**Work task**. Determine the number of lines in the entries below in which the word "Projeto" appears, and reply with that number only.

(Beginning of Dataset records)

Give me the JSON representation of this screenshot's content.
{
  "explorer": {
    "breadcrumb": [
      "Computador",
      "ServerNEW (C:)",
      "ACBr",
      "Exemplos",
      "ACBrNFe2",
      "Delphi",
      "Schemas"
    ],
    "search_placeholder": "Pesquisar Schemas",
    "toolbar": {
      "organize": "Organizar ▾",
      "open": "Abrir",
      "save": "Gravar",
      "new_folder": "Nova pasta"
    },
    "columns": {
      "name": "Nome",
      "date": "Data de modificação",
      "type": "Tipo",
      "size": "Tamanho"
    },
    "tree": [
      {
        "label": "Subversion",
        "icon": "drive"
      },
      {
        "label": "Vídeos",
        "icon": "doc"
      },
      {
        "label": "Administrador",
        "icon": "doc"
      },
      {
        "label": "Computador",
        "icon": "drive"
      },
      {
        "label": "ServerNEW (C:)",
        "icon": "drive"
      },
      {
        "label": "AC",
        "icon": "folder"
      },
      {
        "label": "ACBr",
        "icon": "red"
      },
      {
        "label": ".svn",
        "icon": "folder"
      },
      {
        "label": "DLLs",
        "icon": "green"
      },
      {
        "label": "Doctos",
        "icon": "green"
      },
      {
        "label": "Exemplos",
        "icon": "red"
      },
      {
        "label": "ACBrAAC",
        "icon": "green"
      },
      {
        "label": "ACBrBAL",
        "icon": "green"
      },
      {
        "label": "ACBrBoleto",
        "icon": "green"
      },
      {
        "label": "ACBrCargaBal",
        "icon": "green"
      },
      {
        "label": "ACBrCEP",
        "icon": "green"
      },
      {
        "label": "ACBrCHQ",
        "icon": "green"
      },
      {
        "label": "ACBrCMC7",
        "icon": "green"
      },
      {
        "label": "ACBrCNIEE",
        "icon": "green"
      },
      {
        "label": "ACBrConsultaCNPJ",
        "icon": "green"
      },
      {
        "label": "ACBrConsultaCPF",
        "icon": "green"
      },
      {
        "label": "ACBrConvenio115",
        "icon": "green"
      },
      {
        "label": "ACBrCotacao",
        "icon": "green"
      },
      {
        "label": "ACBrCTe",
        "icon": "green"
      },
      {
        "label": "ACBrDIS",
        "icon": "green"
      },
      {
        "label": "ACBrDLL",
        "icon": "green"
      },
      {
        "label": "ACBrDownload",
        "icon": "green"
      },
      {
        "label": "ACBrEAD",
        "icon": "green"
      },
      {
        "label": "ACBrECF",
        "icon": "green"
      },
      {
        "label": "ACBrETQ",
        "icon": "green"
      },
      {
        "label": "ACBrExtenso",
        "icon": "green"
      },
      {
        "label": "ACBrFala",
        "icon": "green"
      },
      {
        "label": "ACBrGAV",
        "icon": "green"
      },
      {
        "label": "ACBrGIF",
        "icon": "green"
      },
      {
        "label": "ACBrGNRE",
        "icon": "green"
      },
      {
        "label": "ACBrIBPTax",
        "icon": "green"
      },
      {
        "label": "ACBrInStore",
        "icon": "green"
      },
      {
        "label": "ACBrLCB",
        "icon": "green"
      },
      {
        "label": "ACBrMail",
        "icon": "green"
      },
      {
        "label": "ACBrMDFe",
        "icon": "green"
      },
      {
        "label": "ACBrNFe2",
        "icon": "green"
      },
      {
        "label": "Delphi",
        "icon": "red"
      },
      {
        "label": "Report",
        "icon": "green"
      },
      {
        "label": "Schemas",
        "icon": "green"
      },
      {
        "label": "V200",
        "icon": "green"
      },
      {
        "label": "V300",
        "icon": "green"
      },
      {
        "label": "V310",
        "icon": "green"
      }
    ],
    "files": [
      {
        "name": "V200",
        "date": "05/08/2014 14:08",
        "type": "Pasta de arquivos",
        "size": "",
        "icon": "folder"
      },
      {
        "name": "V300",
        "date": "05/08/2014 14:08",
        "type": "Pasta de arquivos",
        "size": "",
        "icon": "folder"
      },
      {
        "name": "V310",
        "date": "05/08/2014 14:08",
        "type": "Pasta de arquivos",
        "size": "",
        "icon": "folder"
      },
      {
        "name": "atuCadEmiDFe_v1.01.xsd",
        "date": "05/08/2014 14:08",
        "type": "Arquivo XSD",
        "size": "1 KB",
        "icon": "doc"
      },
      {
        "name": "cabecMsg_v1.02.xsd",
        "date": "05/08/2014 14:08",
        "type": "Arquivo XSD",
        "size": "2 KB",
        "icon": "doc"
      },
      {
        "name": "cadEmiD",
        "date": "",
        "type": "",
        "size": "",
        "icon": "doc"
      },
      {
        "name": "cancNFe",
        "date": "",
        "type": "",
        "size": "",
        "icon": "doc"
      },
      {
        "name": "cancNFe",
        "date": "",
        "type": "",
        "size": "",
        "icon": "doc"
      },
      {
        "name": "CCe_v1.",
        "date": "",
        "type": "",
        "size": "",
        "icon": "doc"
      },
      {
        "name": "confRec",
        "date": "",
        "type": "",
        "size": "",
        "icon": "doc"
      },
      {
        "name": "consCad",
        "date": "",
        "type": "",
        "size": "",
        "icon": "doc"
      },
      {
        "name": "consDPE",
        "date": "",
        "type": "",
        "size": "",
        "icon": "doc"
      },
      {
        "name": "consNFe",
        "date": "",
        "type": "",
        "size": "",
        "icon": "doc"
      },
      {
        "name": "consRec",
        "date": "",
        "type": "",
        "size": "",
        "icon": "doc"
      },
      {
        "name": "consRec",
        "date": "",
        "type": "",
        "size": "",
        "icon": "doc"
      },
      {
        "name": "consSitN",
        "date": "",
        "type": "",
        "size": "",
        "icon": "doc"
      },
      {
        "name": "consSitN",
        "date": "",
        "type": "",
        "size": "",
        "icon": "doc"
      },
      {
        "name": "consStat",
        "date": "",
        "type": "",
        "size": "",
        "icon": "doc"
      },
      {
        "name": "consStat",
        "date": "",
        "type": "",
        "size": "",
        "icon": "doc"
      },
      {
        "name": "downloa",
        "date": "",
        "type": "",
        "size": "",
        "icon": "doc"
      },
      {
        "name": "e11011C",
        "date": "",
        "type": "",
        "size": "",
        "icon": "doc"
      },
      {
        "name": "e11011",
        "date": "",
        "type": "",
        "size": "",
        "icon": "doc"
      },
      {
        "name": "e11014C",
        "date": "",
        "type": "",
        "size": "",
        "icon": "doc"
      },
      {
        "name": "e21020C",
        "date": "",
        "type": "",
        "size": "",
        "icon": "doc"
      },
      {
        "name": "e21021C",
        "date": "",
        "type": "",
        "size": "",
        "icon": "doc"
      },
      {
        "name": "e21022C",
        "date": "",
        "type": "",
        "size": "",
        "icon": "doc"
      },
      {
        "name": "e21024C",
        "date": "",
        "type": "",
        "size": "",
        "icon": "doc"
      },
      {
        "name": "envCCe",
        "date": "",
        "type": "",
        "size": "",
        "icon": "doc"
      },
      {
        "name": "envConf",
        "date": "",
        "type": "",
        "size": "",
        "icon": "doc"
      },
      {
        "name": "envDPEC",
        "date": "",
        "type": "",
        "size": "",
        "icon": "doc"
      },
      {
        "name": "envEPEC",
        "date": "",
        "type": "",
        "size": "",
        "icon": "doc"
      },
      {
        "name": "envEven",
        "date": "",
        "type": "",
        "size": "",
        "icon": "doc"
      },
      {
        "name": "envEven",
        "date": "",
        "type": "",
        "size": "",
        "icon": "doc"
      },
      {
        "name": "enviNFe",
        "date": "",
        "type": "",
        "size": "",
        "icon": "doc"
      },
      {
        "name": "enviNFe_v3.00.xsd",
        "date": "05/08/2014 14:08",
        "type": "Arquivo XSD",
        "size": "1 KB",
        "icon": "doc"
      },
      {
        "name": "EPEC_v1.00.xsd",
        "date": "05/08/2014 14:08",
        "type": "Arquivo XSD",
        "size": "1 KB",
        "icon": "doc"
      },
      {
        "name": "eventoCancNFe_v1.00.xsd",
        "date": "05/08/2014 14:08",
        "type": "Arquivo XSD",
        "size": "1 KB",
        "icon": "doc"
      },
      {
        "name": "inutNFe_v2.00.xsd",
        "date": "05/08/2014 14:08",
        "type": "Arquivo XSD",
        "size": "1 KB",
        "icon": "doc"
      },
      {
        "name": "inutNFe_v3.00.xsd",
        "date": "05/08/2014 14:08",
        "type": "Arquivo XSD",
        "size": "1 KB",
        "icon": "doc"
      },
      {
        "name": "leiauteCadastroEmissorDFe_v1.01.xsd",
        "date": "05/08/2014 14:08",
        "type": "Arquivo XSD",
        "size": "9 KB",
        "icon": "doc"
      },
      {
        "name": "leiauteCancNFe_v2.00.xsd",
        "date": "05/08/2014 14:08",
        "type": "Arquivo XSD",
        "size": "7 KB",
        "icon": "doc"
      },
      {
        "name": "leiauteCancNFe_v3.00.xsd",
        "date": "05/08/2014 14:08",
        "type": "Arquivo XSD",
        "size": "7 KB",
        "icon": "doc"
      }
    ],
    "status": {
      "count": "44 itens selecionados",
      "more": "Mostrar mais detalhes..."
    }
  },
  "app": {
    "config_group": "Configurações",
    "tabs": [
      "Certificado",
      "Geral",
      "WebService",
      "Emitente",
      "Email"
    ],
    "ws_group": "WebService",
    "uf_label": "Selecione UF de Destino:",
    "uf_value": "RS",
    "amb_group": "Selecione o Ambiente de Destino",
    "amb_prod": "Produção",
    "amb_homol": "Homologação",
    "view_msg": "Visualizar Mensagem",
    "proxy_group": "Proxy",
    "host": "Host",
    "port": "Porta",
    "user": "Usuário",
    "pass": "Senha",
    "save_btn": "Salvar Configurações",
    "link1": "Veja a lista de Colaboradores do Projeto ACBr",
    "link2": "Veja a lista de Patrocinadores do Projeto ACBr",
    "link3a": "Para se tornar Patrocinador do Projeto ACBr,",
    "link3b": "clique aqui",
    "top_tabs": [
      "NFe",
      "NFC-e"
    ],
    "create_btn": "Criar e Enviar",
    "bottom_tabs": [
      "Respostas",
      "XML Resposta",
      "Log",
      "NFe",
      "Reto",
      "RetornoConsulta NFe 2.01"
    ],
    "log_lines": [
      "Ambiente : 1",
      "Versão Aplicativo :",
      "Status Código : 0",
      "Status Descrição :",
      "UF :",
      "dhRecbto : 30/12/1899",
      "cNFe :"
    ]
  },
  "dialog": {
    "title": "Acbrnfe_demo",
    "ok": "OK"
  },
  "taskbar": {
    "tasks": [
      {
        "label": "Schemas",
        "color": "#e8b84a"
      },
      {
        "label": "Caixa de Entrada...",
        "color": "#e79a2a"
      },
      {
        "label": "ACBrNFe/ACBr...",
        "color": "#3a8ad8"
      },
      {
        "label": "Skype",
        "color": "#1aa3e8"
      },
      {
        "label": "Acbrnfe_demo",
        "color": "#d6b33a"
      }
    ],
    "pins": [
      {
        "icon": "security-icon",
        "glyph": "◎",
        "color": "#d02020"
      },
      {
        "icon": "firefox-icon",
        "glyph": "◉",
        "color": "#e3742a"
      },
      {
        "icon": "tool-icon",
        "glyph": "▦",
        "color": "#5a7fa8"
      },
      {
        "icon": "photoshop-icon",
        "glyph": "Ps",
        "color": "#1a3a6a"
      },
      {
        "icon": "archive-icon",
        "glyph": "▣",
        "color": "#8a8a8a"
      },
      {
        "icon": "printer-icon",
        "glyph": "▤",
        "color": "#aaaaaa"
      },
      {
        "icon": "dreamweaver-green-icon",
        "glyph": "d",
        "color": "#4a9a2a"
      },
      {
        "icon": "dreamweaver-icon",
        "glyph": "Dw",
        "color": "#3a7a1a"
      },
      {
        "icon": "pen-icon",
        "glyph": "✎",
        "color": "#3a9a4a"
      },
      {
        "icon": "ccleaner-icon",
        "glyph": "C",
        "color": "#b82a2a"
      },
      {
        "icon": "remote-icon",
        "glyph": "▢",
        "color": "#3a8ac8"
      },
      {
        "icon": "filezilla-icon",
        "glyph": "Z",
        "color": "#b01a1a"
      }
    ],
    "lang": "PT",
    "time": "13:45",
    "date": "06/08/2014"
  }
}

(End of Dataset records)

**Result of the exercise**. 3